START Data for the task

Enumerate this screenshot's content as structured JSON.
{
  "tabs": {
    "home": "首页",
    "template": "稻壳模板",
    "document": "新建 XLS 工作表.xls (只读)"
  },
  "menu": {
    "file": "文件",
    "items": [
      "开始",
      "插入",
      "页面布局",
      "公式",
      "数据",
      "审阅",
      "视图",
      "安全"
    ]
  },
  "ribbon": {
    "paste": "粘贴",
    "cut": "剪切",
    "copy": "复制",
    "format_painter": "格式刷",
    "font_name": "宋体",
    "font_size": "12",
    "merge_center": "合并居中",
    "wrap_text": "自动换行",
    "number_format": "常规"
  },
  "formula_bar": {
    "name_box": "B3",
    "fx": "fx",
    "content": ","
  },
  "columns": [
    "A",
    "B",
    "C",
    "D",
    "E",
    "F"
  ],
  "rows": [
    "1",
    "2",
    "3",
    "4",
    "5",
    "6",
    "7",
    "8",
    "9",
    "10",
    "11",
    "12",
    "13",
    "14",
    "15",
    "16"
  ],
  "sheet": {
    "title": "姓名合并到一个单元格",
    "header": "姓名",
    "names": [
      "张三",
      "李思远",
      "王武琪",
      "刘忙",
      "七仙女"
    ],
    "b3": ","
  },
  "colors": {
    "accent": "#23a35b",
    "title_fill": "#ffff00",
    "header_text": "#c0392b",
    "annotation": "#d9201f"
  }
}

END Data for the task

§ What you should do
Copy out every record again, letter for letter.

§ Written solution
Enumerate this screenshot's content as structured JSON.
{
  "tabs": {
    "home": "首页",
    "template": "稻壳模板",
    "document": "新建 XLS 工作表.xls (只读)"
  },
  "menu": {
    "file": "文件",
    "items": [
      "开始",
      "插入",
      "页面布局",
      "公式",
      "数据",
      "审阅",
      "视图",
      "安全"
    ]
  },
  "ribbon": {
    "paste": "粘贴",
    "cut": "剪切",
    "copy": "复制",
    "format_painter": "格式刷",
    "font_name": "宋体",
    "font_size": "12",
    "merge_center": "合并居中",
    "wrap_text": "自动换行",
    "number_format": "常规"
  },
  "formula_bar": {
    "name_box": "B3",
    "fx": "fx",
    "content": ","
  },
  "columns": [
    "A",
    "B",
    "C",
    "D",
    "E",
    "F"
  ],
  "rows": [
    "1",
    "2",
    "3",
    "4",
    "5",
    "6",
    "7",
    "8",
    "9",
    "10",
    "11",
    "12",
    "13",
    "14",
    "15",
    "16"
  ],
  "sheet": {
    "title": "姓名合并到一个单元格",
    "header": "姓名",
    "names": [
      "张三",
      "李思远",
      "王武琪",
      "刘忙",
      "七仙女"
    ],
    "b3": ","
  },
  "colors": {
    "accent": "#23a35b",
    "title_fill": "#ffff00",
    "header_text": "#c0392b",
    "annotation": "#d9201f"
  }
}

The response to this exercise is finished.